Tuesday, August 9, 2011

Basement Blather 1.0: I Always Like to Begin with a Picture

I write a lot of stuff after looking at pictures. The image is a trigger for the word. Indeed the image articulates the sentiment more clearly than the word. The word obscures and manipulates. But I'm hooked on words. If the "Word" is a virus, as Burroughs writes (wait a minute...), then I am infected. Logosexual, you could say (but I wouldn't recommend it; first of all, they'll look at you funny, and secondly, I just coined the phrase* and don't even know what it means).

(*Sonofagun! Beaten to the punch!)

Anyway, that's the thing about words -- no one really knows what you're talking about. Here's a photo of a rose. Hey, it's a rose! But if I say "rose", I could mean a buncha things.

Is this the "City of Roses"...

...or this?

That's the joke. Anyway, what was I getting at? Nothing I suppose since I use words for the most part and I think it's been scientifically established here, today, that nothing can be said with words.

Henceforth, future "Basementing" posts will be in the form of rebuses.

Tuesday, August 2, 2011

Out of the Basement, Endlessly Rockaway

"Get out of town, think I'll get out of town." - Neil Young, "On the Beach"

Born in the Borough of Queens, New York, I found myself 42 years later (to the very day!) on the coast of Oregon. Lord of the Sand Fleas. King Inept-une (that's a good one, huh?). A child of Apollo 11, I frolic in my own Sea of Tranquility.

All right, enough with the poetry. The ceilings are low in the Basement. Only when we emerge into the broad expanse of the out-of-doors do we realize what a stretching our limbs need. And we stretched them!

Erin and I, with family in tow (we didn't literally tow them -- cripes, we'd packed enough food to stuff one of them giant crabs from "Mysterious Island"), settled into the beach house and immediately set out for the sand-whipped stretches of Rockaway Beach.

The beach house had a basement. You know, just in case the light grew too bright for our bathypelagic conditioning.

Before dawn, we met the low tide and cleaned the beach of sand dollars. A rival gang of seagulls glided at a distance. We accepted the sunrise-blindness in favor of the warmth. I wore my sneakers to the beach, delicately trodding the sand so as not to scuff or soak them. And forget about my dungaree cuffs! So, as tide encroached, I found myself trapped between the ocean and a thin stream. Luckily, Erin was beside me, smartly shod in her flip-flops. She gave me a piggy-back ride to the other side. It was then I reflected on that poem, "Footprints."

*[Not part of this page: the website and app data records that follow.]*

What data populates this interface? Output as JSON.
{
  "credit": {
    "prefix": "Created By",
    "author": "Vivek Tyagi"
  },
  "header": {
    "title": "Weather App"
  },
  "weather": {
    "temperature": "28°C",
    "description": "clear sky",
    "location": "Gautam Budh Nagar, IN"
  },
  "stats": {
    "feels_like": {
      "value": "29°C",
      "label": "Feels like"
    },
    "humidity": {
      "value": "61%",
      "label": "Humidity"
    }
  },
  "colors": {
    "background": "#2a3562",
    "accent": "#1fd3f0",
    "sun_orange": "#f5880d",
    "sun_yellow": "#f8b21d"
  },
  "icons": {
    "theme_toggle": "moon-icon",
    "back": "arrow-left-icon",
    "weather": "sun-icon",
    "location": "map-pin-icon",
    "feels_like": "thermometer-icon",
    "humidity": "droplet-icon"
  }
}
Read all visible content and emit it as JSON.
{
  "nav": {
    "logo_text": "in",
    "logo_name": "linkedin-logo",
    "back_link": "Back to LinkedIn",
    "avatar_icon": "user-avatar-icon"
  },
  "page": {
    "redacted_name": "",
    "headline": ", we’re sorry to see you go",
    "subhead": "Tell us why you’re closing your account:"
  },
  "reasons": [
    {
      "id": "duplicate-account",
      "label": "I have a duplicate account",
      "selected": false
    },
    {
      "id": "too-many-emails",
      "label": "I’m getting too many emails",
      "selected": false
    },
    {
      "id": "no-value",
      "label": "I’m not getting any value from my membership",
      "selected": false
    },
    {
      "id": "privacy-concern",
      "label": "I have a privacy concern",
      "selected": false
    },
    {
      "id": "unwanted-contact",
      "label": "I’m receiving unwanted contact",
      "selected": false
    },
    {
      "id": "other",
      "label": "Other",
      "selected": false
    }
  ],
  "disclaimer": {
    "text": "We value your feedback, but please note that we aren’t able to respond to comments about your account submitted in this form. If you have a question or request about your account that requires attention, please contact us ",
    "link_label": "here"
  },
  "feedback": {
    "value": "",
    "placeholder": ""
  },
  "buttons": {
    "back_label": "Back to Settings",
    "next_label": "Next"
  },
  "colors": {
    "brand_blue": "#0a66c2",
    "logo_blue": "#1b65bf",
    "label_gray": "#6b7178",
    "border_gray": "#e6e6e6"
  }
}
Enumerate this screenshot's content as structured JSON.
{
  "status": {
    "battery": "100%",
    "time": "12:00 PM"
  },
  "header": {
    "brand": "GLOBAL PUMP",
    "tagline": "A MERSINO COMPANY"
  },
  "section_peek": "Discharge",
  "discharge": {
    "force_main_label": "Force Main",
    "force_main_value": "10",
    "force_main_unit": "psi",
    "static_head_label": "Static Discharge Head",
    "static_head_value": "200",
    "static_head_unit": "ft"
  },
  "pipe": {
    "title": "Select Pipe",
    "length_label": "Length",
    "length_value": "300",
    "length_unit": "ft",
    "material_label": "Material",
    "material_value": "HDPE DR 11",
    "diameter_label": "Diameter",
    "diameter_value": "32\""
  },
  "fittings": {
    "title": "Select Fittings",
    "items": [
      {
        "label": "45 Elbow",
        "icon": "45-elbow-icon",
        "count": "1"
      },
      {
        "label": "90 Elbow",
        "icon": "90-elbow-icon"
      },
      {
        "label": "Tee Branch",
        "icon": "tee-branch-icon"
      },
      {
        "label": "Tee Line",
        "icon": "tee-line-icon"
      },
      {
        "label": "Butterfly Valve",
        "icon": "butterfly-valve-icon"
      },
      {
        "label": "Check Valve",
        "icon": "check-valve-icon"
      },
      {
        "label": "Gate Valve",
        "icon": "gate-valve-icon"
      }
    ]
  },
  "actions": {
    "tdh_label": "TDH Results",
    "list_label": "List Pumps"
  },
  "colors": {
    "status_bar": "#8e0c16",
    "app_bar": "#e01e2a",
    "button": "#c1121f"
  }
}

Onward and outward to other nearby beaches with tide pools full of starfish and anemones. Here we see a starfish tapping an anemone on the jaw. They're best friends!

We spelunked at Hug Point! That's the filthiest thing I've ever written. No, really, we explored a cave there. Not so much a cave but a crevice. Or crevasse. Or big crack in a cliff. Whatever. Who am I, Loren Eiseley?

Anyway, a good time was had by all! Brilliant weather (well, it was a bit cold and windy at times, so brilliant is a flat-out lie), great food (no denying it) and terrific company (Erin's parents, brother, fiancee, niece, and my mom).

Now back to the pleasant depths of the Basement. Away from the sea creatures and back to the crotch-sniffers and couch-scratchers.

BONUS PHOTO: Here I am jumping over a salt water stream that was not too wide for me to cross! "Ain't no river wide enough..." (except for, you know, that one I mentioned earlier).